===== EXCERPTED RECORDS

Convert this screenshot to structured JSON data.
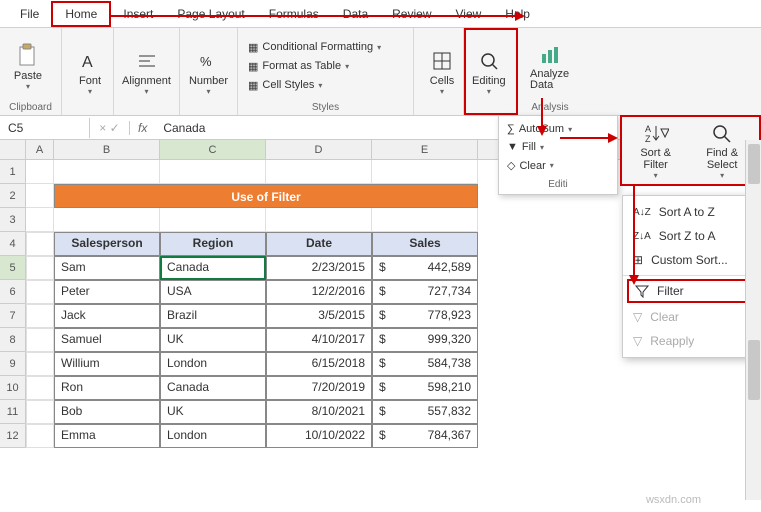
{
  "tabs": [
    "File",
    "Home",
    "Insert",
    "Page Layout",
    "Formulas",
    "Data",
    "Review",
    "View",
    "Help"
  ],
  "active_tab": "Home",
  "ribbon": {
    "clipboard": {
      "paste": "Paste",
      "label": "Clipboard"
    },
    "font": {
      "btn": "Font"
    },
    "alignment": {
      "btn": "Alignment"
    },
    "number": {
      "btn": "Number"
    },
    "styles": {
      "cond_fmt": "Conditional Formatting",
      "fmt_table": "Format as Table",
      "cell_styles": "Cell Styles",
      "label": "Styles"
    },
    "cells": {
      "btn": "Cells"
    },
    "editing": {
      "btn": "Editing"
    },
    "analysis": {
      "btn": "Analyze Data",
      "label": "Analysis"
    }
  },
  "edit_panel": {
    "autosum": "AutoSum",
    "fill": "Fill",
    "clear": "Clear",
    "label": "Editi"
  },
  "sort_filter_btn": "Sort & Filter",
  "find_select_btn": "Find & Select",
  "sort_menu": {
    "az": "Sort A to Z",
    "za": "Sort Z to A",
    "custom": "Custom Sort...",
    "filter": "Filter",
    "clear": "Clear",
    "reapply": "Reapply"
  },
  "namebox": "C5",
  "formula_value": "Canada",
  "columns": [
    "A",
    "B",
    "C",
    "D",
    "E"
  ],
  "title_banner": "Use of Filter",
  "table": {
    "headers": [
      "Salesperson",
      "Region",
      "Date",
      "Sales"
    ],
    "rows": [
      {
        "sp": "Sam",
        "region": "Canada",
        "date": "2/23/2015",
        "sym": "$",
        "sales": "442,589"
      },
      {
        "sp": "Peter",
        "region": "USA",
        "date": "12/2/2016",
        "sym": "$",
        "sales": "727,734"
      },
      {
        "sp": "Jack",
        "region": "Brazil",
        "date": "3/5/2015",
        "sym": "$",
        "sales": "778,923"
      },
      {
        "sp": "Samuel",
        "region": "UK",
        "date": "4/10/2017",
        "sym": "$",
        "sales": "999,320"
      },
      {
        "sp": "Willium",
        "region": "London",
        "date": "6/15/2018",
        "sym": "$",
        "sales": "584,738"
      },
      {
        "sp": "Ron",
        "region": "Canada",
        "date": "7/20/2019",
        "sym": "$",
        "sales": "598,210"
      },
      {
        "sp": "Bob",
        "region": "UK",
        "date": "8/10/2021",
        "sym": "$",
        "sales": "557,832"
      },
      {
        "sp": "Emma",
        "region": "London",
        "date": "10/10/2022",
        "sym": "$",
        "sales": "784,367"
      }
    ]
  },
  "watermark": "wsxdn.com"
}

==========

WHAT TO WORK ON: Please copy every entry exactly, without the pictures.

TASK RESULT:
Convert this screenshot to structured JSON data.
{
  "tabs": [
    "File",
    "Home",
    "Insert",
    "Page Layout",
    "Formulas",
    "Data",
    "Review",
    "View",
    "Help"
  ],
  "active_tab": "Home",
  "ribbon": {
    "clipboard": {
      "paste": "Paste",
      "label": "Clipboard"
    },
    "font": {
      "btn": "Font"
    },
    "alignment": {
      "btn": "Alignment"
    },
    "number": {
      "btn": "Number"
    },
    "styles": {
      "cond_fmt": "Conditional Formatting",
      "fmt_table": "Format as Table",
      "cell_styles": "Cell Styles",
      "label": "Styles"
    },
    "cells": {
      "btn": "Cells"
    },
    "editing": {
      "btn": "Editing"
    },
    "analysis": {
      "btn": "Analyze Data",
      "label": "Analysis"
    }
  },
  "edit_panel": {
    "autosum": "AutoSum",
    "fill": "Fill",
    "clear": "Clear",
    "label": "Editi"
  },
  "sort_filter_btn": "Sort & Filter",
  "find_select_btn": "Find & Select",
  "sort_menu": {
    "az": "Sort A to Z",
    "za": "Sort Z to A",
    "custom": "Custom Sort...",
    "filter": "Filter",
    "clear": "Clear",
    "reapply": "Reapply"
  },
  "namebox": "C5",
  "formula_value": "Canada",
  "columns": [
    "A",
    "B",
    "C",
    "D",
    "E"
  ],
  "title_banner": "Use of Filter",
  "table": {
    "headers": [
      "Salesperson",
      "Region",
      "Date",
      "Sales"
    ],
    "rows": [
      {
        "sp": "Sam",
        "region": "Canada",
        "date": "2/23/2015",
        "sym": "$",
        "sales": "442,589"
      },
      {
        "sp": "Peter",
        "region": "USA",
        "date": "12/2/2016",
        "sym": "$",
        "sales": "727,734"
      },
      {
        "sp": "Jack",
        "region": "Brazil",
        "date": "3/5/2015",
        "sym": "$",
        "sales": "778,923"
      },
      {
        "sp": "Samuel",
        "region": "UK",
        "date": "4/10/2017",
        "sym": "$",
        "sales": "999,320"
      },
      {
        "sp": "Willium",
        "region": "London",
        "date": "6/15/2018",
        "sym": "$",
        "sales": "584,738"
      },
      {
        "sp": "Ron",
        "region": "Canada",
        "date": "7/20/2019",
        "sym": "$",
        "sales": "598,210"
      },
      {
        "sp": "Bob",
        "region": "UK",
        "date": "8/10/2021",
        "sym": "$",
        "sales": "557,832"
      },
      {
        "sp": "Emma",
        "region": "London",
        "date": "10/10/2022",
        "sym": "$",
        "sales": "784,367"
      }
    ]
  },
  "watermark": "wsxdn.com"
}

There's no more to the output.